Ashton Kutcher and Katherine Heigl are two of the most innocently
handsome people in
. He doesn’t project the
rough-hewn manliness of a Russell Crowe, or the pure prettiness of a Brad
Pitt, or the boyish appeal of a Taylor Lautner. But
he’s got this aw-shucks grin and this mischievous look and glimmer in the
eye, all of which catch the eye of Katherine Heigl.
The former “Gray’s Anatomy” star doesn’t have the chiseled,
bony good looks of a skinny model like Angelina Jolie, nor does she project
the girl-next-door cuteness of a Jennifer Anniston, or even a Sandra Bullock,
whose looks are enough to turn heads, but not move mountains.
Kutcher and Heigl have just the right looks for the parts in this film:
with the glamour toned down, they can pass for the nice young couple living
right down the street. But
there’s more here than meets the eye.
Heigl plays Jen, a young career woman taking a vacation to
with her parents. That tells you
something right there. Her
boyfriend has just dumped her, and she really doesn’t have anything better
to do than to just accept their invitation, though she immediately senses that
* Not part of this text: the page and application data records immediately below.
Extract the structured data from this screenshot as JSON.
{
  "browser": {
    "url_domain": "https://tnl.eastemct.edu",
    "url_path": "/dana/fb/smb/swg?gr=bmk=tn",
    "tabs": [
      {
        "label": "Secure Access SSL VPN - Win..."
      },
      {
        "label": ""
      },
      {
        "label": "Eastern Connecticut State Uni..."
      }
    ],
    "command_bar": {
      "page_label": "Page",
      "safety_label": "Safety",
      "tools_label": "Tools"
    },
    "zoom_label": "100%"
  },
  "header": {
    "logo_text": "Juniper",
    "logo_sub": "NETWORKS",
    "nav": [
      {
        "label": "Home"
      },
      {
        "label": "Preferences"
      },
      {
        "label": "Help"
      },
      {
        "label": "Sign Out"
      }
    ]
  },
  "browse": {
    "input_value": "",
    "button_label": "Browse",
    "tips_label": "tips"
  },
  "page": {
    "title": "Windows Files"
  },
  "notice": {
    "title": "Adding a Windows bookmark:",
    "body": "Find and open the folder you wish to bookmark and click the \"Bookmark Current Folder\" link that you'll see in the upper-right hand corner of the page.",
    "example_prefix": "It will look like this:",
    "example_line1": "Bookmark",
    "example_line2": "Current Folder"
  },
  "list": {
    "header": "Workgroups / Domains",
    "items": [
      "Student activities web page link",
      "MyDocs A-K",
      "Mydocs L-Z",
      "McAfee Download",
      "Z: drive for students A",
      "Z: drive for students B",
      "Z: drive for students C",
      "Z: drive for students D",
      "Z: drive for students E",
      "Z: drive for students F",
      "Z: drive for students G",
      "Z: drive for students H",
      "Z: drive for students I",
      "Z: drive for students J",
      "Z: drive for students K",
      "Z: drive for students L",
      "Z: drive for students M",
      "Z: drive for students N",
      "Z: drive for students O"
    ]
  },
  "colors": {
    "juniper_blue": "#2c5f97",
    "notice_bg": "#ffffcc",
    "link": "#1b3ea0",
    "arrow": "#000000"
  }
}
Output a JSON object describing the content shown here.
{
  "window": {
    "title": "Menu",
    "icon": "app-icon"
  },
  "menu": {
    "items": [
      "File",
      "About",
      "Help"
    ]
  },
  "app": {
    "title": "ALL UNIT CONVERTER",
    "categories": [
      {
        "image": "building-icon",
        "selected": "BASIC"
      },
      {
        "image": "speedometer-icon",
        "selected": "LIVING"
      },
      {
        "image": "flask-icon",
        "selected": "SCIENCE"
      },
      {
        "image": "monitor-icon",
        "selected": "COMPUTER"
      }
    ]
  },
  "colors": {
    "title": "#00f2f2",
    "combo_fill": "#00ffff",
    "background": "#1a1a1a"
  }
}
this wasn’t such a good idea, as her parents can’t quit treating her like
a high schooler in their care, and they have their own issues, anyway.
However, things brighten up considerably when she meets Spencer (Kutcher),
and she falls for him immediately, doing that bumbling-nervous thing with a
fair amount of believability. But
there’s more to Spencer than just a young expatriate speaking the language
like a native and zipping around in a fancy sports car.
He’s actually a paid assassin for the
government, on assignment in
. But he’s longed for the
simple, normal, suburban American life he’s never had, and sees in Jen a
perfect partner for his quick exit from the dark, deceitful life he has chosen
Fast-forward three years, and it is indeed the house in the suburbs
(although still a little painfully close to her Mom and Dad), and block
parties, and bar-b-ques in the back yard, and off to work every day and hoping
to start a family. But Spencer
was not in the kind of profession that you just walk away from.
His past catches up to him, and, inevitably, Jen finds out.
She’s furious, of course, that he can lie so effectively, which makes
her question anything he’s ever said. He
claims he tried to tell her, but realized later she’d fallen asleep, and
decided it wouldn’t help anything, anyway.
But they don’t have much time for recriminations.
Now everybody they ever knew is coming after them, and they literally
can’t tell friend from foe. It
seems the “contract” on him is like a bounty that anyone can collect, from
the FedEx delivery guy to the nosy neighbor next door.
And that’s when the movie rocks back and forth on these parallel
tracks, romantic comedy to action adventure.
Jen and Spencer both have guns now, and know how to use them.
Chase scenes and car crashes and explosions and hand-to-hand combat.
All with a straight face, as if seemingly ordinary, respectable-looking
people suddenly start playing for blood.
It’s a strange kind of mood to sustain, and the viewer is suddenly
uncertain whether this is adventure or comedy or some oil-and-vinegar mixture
of the two. In a loose-fitting
kind of way, it works, just because of the unique personas of the two stars:
as long as you don’t think too much about it, or how well the story
holds together. This is one of
those popcorn movies where you just enjoy the light fare and call it
entertainment, and leave your disbelief suspended at the popcorn stand.
Dr. Ronald P. Salfen, Pastor, Grace